Input records –
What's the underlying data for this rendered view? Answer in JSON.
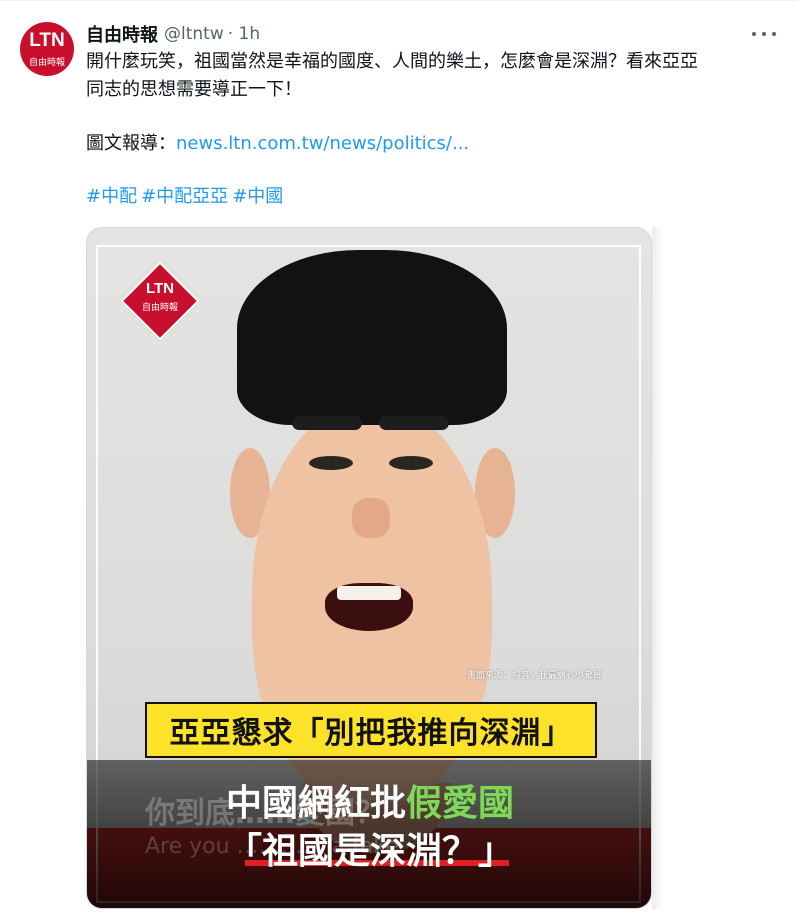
{
  "tweet": {
    "author": {
      "name": "自由時報",
      "handle": "@ltntw",
      "time": "· 1h",
      "avatar_title": "LTN",
      "avatar_subtitle": "自由時報"
    },
    "text_lines": [
      "開什麼玩笑，祖國當然是幸福的國度、人間的樂土，怎麼會是深淵？看來亞亞",
      "同志的思想需要導正一下！"
    ],
    "source_prefix": "圖文報導：",
    "link_text": "news.ltn.com.tw/news/politics/...",
    "hashtags": [
      "#中配",
      "#中配亞亞",
      "#中國"
    ],
    "media": {
      "logo_title": "LTN",
      "logo_subtitle": "自由時報",
      "credit": "畫面來源：抖音 / 我最關心小瀧哥",
      "banner": "亞亞懇求「別把我推向深淵」",
      "headline_part1": "中國網紅批",
      "headline_highlight": "假愛國",
      "headline_line2": "「祖國是深淵？」",
      "bg_subtitle_cn": "你到底……愛國？",
      "bg_subtitle_en": "Are you ………… a fake"
    }
  },
  "colors": {
    "link": "#1d9bf0",
    "brand_red": "#c8102e",
    "banner_yellow": "#fce228",
    "highlight_green": "#7ed957"
  },
  "icons": [
    "more-options-icon"
  ]
}
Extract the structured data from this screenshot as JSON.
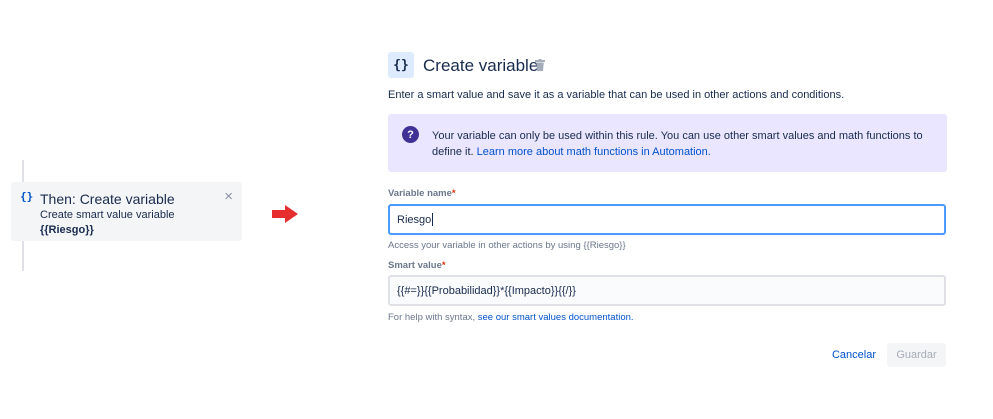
{
  "rule": {
    "icon": "{}",
    "title": "Then: Create variable",
    "close": "×",
    "subtitle": "Create smart value variable",
    "variable": "{{Riesgo}}"
  },
  "arrow_color": "#E62E2E",
  "panel": {
    "icon": "{}",
    "title": "Create variable",
    "description": "Enter a smart value and save it as a variable that can be used in other actions and conditions.",
    "info": {
      "icon": "?",
      "text": "Your variable can only be used within this rule. You can use other smart values and math functions to define it.",
      "link": "Learn more about math functions in Automation."
    },
    "variable_name": {
      "label": "Variable name",
      "required": "*",
      "value": "Riesgo",
      "help": "Access your variable in other actions by using {{Riesgo}}"
    },
    "smart_value": {
      "label": "Smart value",
      "required": "*",
      "value": "{{#=}}{{Probabilidad}}*{{Impacto}}{{/}}",
      "help": "For help with syntax,",
      "help_link": "see our smart values documentation."
    },
    "buttons": {
      "cancel": "Cancelar",
      "save": "Guardar"
    }
  },
  "colors": {
    "primary": "#0052CC",
    "info_bg": "#EAE6FF",
    "info_icon": "#403294",
    "focus_border": "#4C9AFF",
    "required": "#DE350B"
  }
}
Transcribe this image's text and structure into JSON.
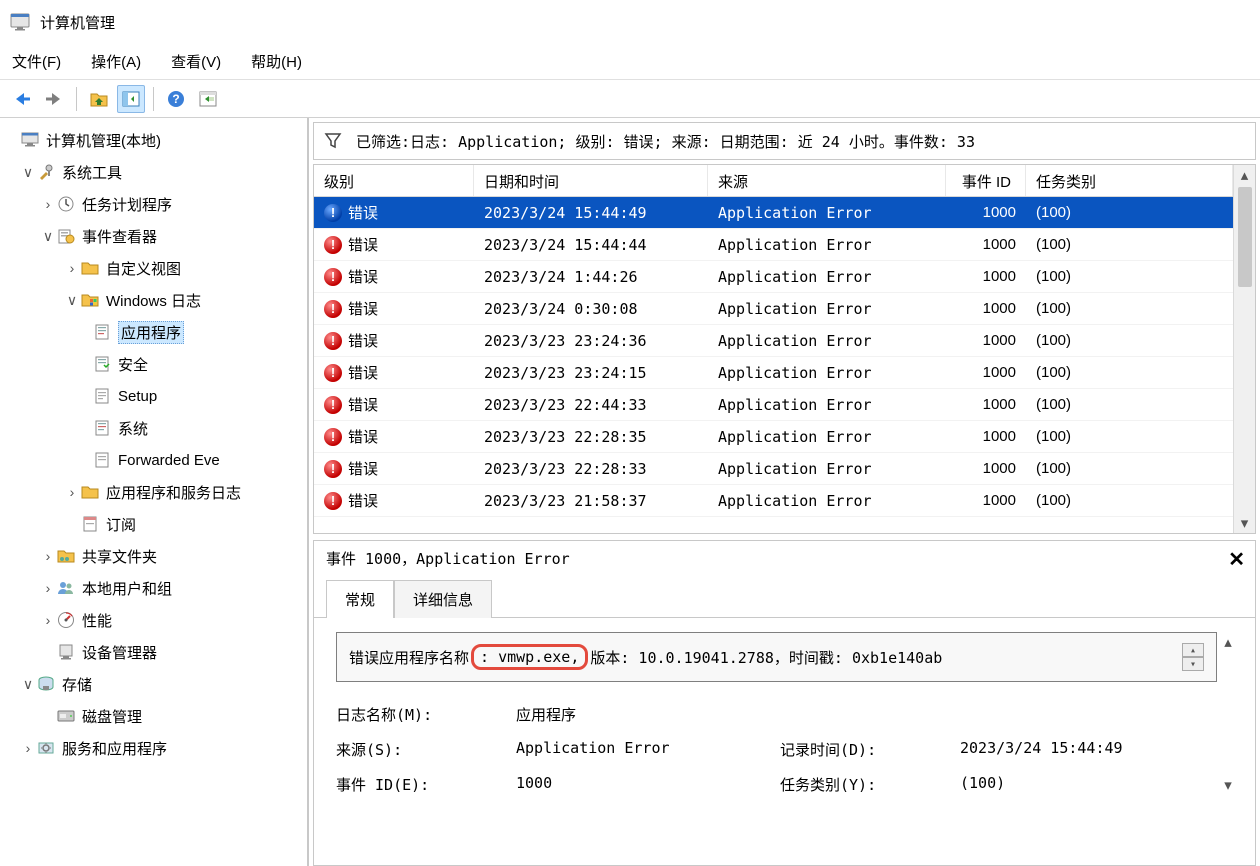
{
  "window": {
    "title": "计算机管理"
  },
  "menu": {
    "file": "文件(F)",
    "action": "操作(A)",
    "view": "查看(V)",
    "help": "帮助(H)"
  },
  "tree": {
    "root": "计算机管理(本地)",
    "system_tools": "系统工具",
    "task_scheduler": "任务计划程序",
    "event_viewer": "事件查看器",
    "custom_views": "自定义视图",
    "windows_logs": "Windows 日志",
    "log_app": "应用程序",
    "log_security": "安全",
    "log_setup": "Setup",
    "log_system": "系统",
    "log_forwarded": "Forwarded Eve",
    "app_service_logs": "应用程序和服务日志",
    "subscriptions": "订阅",
    "shared_folders": "共享文件夹",
    "local_users": "本地用户和组",
    "performance": "性能",
    "device_manager": "设备管理器",
    "storage": "存储",
    "disk_mgmt": "磁盘管理",
    "services_apps": "服务和应用程序"
  },
  "filter": {
    "text": "已筛选:日志: Application; 级别: 错误; 来源: 日期范围: 近 24 小时。事件数: 33"
  },
  "table": {
    "headers": {
      "level": "级别",
      "datetime": "日期和时间",
      "source": "来源",
      "event_id": "事件 ID",
      "category": "任务类别"
    },
    "rows": [
      {
        "level": "错误",
        "datetime": "2023/3/24 15:44:49",
        "source": "Application Error",
        "event_id": "1000",
        "category": "(100)",
        "selected": true
      },
      {
        "level": "错误",
        "datetime": "2023/3/24 15:44:44",
        "source": "Application Error",
        "event_id": "1000",
        "category": "(100)"
      },
      {
        "level": "错误",
        "datetime": "2023/3/24 1:44:26",
        "source": "Application Error",
        "event_id": "1000",
        "category": "(100)"
      },
      {
        "level": "错误",
        "datetime": "2023/3/24 0:30:08",
        "source": "Application Error",
        "event_id": "1000",
        "category": "(100)"
      },
      {
        "level": "错误",
        "datetime": "2023/3/23 23:24:36",
        "source": "Application Error",
        "event_id": "1000",
        "category": "(100)"
      },
      {
        "level": "错误",
        "datetime": "2023/3/23 23:24:15",
        "source": "Application Error",
        "event_id": "1000",
        "category": "(100)"
      },
      {
        "level": "错误",
        "datetime": "2023/3/23 22:44:33",
        "source": "Application Error",
        "event_id": "1000",
        "category": "(100)"
      },
      {
        "level": "错误",
        "datetime": "2023/3/23 22:28:35",
        "source": "Application Error",
        "event_id": "1000",
        "category": "(100)"
      },
      {
        "level": "错误",
        "datetime": "2023/3/23 22:28:33",
        "source": "Application Error",
        "event_id": "1000",
        "category": "(100)"
      },
      {
        "level": "错误",
        "datetime": "2023/3/23 21:58:37",
        "source": "Application Error",
        "event_id": "1000",
        "category": "(100)"
      }
    ]
  },
  "detail": {
    "header": "事件 1000，Application Error",
    "tab_general": "常规",
    "tab_details": "详细信息",
    "fault_prefix": "错误应用程序名称",
    "fault_exe": ": vmwp.exe,",
    "fault_suffix": " 版本: 10.0.19041.2788，时间戳: 0xb1e140ab",
    "labels": {
      "log_name": "日志名称(M):",
      "source": "来源(S):",
      "event_id": "事件 ID(E):",
      "logged": "记录时间(D):",
      "category": "任务类别(Y):"
    },
    "values": {
      "log_name": "应用程序",
      "source": "Application Error",
      "event_id": "1000",
      "logged": "2023/3/24 15:44:49",
      "category": "(100)"
    }
  }
}
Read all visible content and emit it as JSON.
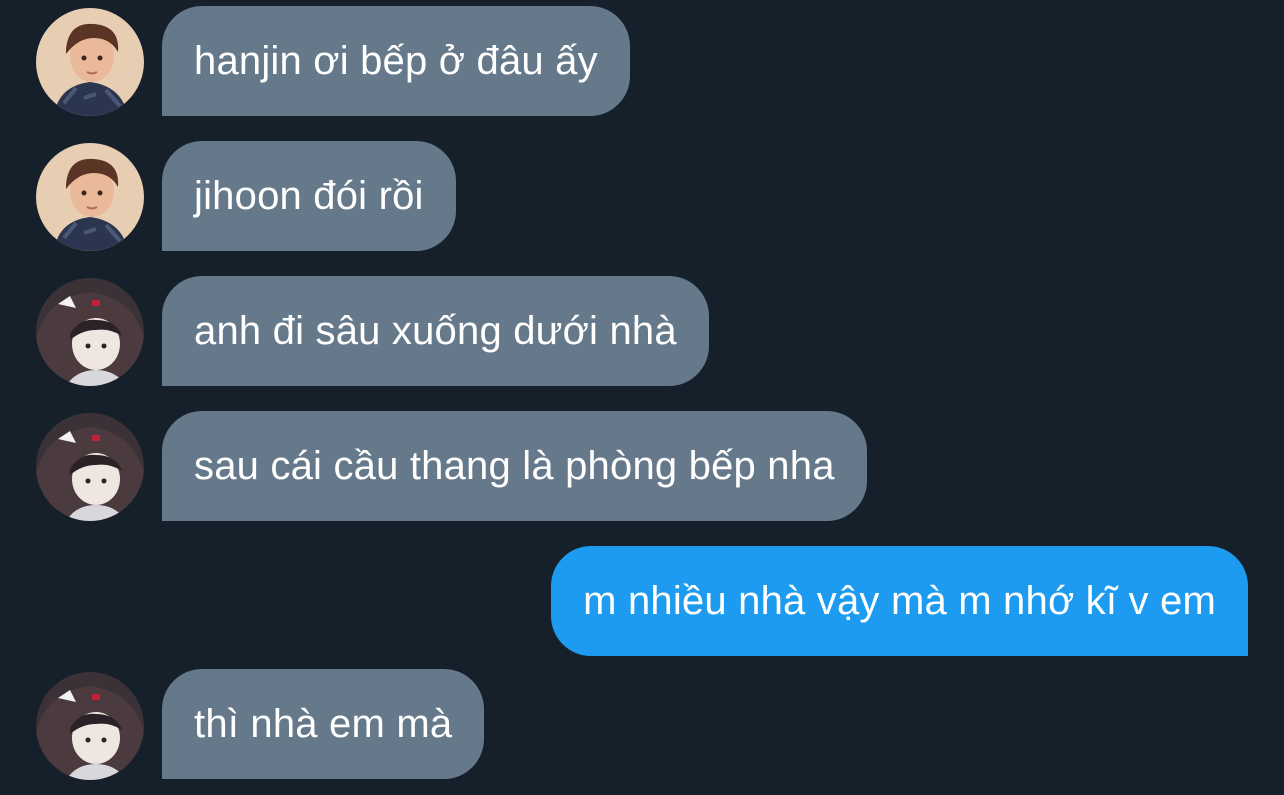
{
  "colors": {
    "background": "#16202b",
    "incoming_bubble": "#66798a",
    "outgoing_bubble": "#1d9bf0",
    "text": "#ffffff"
  },
  "messages": [
    {
      "sender": "hanjin-avatar",
      "direction": "in",
      "text": "hanjin ơi bếp ở đâu ấy"
    },
    {
      "sender": "hanjin-avatar",
      "direction": "in",
      "text": "jihoon đói rồi"
    },
    {
      "sender": "hood-avatar",
      "direction": "in",
      "text": "anh đi sâu xuống dưới nhà"
    },
    {
      "sender": "hood-avatar",
      "direction": "in",
      "text": "sau cái cầu thang là phòng bếp nha"
    },
    {
      "sender": "self",
      "direction": "out",
      "text": "m nhiều nhà vậy mà m nhớ kĩ v em"
    },
    {
      "sender": "hood-avatar",
      "direction": "in",
      "text": "thì nhà em mà"
    }
  ]
}
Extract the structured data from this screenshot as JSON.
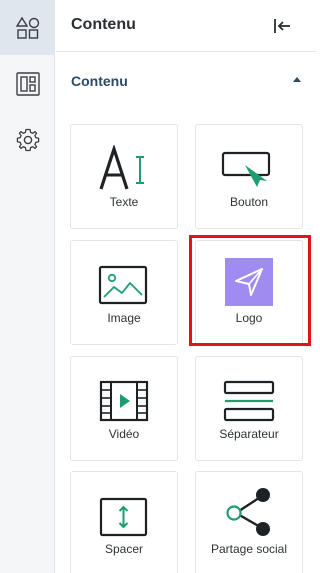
{
  "panel": {
    "title": "Contenu",
    "section_title": "Contenu"
  },
  "rail": {
    "items": [
      {
        "icon": "shapes-icon",
        "active": true
      },
      {
        "icon": "layout-icon",
        "active": false
      },
      {
        "icon": "gear-icon",
        "active": false
      }
    ]
  },
  "tiles": [
    {
      "label": "Texte",
      "icon": "text-icon"
    },
    {
      "label": "Bouton",
      "icon": "button-icon"
    },
    {
      "label": "Image",
      "icon": "image-icon"
    },
    {
      "label": "Logo",
      "icon": "logo-icon",
      "selected": true
    },
    {
      "label": "Vidéo",
      "icon": "video-icon"
    },
    {
      "label": "Séparateur",
      "icon": "separator-icon"
    },
    {
      "label": "Spacer",
      "icon": "spacer-icon"
    },
    {
      "label": "Partage social",
      "icon": "social-share-icon"
    }
  ],
  "colors": {
    "accent_green": "#1e9e6e",
    "logo_purple": "#a08cf0",
    "selection_red": "#e0141e",
    "section_title": "#2a4a66"
  }
}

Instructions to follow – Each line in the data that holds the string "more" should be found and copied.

Answer section –
    "more-options-icon"
      "link": "Learn more about math functions in Automation."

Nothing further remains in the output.